Data excerpts
■ ■ ■ ■

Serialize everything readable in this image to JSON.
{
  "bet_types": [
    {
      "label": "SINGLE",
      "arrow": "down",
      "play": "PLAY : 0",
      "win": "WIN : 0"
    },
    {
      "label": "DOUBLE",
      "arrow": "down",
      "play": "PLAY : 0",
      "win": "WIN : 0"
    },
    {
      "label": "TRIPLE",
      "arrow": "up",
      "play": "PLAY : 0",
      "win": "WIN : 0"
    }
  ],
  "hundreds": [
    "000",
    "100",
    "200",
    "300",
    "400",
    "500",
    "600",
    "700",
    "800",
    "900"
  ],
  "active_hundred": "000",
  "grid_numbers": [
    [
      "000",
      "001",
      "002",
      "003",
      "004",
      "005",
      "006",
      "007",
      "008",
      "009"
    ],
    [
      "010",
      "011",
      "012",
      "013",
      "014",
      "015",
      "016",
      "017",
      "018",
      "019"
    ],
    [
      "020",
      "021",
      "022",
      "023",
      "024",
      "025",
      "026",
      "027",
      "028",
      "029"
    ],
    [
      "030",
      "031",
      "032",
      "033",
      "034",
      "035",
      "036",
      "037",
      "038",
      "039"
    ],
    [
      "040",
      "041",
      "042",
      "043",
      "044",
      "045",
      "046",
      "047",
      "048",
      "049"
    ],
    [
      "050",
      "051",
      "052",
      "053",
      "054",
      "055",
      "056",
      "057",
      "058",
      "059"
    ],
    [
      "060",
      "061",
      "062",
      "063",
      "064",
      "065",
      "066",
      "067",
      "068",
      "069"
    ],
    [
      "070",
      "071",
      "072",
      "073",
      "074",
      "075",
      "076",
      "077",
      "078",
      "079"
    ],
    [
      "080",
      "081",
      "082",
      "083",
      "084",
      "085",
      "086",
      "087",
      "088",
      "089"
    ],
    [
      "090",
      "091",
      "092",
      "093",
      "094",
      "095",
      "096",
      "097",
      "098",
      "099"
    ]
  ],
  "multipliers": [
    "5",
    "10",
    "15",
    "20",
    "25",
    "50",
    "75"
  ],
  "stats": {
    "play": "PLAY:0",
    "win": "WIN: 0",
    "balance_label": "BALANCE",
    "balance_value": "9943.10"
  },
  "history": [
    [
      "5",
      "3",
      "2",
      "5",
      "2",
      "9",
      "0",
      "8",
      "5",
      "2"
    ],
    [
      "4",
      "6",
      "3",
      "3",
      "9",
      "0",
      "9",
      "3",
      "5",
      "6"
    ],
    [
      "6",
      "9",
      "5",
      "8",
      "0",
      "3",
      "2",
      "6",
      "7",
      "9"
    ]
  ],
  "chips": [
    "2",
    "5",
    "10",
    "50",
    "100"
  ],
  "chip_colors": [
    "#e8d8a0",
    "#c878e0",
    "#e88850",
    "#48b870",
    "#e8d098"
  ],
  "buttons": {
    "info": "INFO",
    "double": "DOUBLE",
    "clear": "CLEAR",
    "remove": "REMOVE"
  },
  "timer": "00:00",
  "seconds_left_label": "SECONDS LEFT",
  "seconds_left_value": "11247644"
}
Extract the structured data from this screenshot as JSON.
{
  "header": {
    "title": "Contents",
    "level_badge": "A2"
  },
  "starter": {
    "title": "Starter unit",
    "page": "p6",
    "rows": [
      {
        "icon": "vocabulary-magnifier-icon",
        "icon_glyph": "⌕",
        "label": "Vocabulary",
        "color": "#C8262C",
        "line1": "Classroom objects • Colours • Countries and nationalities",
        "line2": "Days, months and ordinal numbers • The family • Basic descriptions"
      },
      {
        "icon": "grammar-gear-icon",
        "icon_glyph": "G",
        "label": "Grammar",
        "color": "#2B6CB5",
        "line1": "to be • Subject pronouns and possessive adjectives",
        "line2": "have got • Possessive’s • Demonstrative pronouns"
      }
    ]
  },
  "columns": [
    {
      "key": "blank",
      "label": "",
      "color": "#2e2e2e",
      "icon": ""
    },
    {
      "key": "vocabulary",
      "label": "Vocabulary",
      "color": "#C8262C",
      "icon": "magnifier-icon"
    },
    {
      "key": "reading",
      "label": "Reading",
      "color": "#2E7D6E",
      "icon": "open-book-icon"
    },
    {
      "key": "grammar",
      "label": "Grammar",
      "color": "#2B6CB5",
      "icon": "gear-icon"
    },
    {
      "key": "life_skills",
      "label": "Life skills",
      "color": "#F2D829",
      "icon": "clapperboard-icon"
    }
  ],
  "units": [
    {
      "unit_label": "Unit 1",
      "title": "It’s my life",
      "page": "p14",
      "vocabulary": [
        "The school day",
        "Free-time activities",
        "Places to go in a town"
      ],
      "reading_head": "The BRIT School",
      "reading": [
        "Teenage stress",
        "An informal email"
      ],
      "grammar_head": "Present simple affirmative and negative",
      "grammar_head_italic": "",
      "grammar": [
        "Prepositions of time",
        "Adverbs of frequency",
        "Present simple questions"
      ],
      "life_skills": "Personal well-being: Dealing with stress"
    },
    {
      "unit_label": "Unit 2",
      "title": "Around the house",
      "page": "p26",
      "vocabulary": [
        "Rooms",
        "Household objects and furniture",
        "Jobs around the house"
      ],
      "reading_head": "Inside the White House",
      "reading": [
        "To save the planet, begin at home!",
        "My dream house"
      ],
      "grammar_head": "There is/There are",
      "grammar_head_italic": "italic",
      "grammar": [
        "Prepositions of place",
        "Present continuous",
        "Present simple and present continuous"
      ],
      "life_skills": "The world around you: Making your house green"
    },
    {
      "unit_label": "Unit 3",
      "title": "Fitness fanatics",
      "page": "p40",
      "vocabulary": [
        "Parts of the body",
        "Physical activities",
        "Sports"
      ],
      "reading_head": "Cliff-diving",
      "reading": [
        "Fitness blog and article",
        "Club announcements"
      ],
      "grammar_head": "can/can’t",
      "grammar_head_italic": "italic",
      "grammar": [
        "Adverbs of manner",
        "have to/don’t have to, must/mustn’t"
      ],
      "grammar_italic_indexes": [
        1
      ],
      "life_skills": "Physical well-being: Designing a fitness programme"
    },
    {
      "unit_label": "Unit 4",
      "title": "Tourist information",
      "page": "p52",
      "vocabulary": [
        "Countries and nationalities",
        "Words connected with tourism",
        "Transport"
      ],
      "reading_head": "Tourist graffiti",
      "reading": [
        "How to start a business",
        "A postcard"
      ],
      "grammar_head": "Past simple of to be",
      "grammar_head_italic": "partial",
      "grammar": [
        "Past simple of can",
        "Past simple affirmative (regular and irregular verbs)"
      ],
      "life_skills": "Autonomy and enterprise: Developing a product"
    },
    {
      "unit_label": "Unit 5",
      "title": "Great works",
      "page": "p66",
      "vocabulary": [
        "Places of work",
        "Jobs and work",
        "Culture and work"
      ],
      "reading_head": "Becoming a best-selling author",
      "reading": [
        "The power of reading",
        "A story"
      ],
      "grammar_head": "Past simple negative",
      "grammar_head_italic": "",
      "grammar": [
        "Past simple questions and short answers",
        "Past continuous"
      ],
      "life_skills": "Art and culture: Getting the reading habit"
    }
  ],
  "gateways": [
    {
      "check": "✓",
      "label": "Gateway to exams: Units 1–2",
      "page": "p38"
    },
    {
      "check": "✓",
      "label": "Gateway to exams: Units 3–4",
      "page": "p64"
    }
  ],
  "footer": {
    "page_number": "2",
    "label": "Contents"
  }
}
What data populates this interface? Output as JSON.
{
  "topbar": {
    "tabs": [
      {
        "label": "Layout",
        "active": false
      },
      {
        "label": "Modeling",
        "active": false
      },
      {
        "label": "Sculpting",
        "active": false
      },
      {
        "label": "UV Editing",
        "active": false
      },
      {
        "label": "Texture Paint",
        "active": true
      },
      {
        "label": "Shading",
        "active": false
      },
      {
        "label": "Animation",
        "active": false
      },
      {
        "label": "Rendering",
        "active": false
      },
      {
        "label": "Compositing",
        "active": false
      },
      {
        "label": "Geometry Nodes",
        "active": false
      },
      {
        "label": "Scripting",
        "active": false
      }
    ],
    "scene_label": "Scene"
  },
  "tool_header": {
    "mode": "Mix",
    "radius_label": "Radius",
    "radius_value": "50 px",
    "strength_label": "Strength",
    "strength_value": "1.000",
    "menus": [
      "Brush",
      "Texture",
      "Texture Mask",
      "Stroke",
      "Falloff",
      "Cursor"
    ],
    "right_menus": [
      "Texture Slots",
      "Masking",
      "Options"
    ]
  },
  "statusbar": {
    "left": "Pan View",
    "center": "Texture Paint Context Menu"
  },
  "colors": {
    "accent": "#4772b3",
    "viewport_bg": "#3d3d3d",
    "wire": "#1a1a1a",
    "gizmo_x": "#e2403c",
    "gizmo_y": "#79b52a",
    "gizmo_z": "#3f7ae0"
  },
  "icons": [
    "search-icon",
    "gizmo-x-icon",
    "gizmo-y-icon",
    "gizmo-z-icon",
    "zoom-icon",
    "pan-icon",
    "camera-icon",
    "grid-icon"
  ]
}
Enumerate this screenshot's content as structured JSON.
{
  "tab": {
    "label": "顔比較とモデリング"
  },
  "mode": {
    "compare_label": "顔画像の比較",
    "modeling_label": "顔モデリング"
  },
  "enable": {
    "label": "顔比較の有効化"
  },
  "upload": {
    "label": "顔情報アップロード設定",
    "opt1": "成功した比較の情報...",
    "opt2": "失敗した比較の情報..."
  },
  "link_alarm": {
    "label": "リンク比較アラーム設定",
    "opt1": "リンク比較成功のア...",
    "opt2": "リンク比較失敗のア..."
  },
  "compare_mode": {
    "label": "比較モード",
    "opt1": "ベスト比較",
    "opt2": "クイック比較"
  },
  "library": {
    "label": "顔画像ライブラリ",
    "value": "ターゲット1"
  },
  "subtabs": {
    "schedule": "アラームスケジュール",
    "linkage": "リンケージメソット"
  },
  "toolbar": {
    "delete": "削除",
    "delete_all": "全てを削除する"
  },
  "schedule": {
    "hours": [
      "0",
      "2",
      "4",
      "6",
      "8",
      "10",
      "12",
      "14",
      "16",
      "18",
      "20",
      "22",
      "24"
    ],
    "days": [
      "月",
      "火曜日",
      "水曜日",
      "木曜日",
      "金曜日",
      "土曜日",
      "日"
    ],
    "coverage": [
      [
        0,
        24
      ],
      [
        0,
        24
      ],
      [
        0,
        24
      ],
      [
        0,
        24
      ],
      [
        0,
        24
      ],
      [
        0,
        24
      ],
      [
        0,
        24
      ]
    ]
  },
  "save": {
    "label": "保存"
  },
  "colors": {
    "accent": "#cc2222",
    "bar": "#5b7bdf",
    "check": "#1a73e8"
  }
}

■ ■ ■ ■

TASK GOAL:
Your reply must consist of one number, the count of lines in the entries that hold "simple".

ANSWER SECTION:
8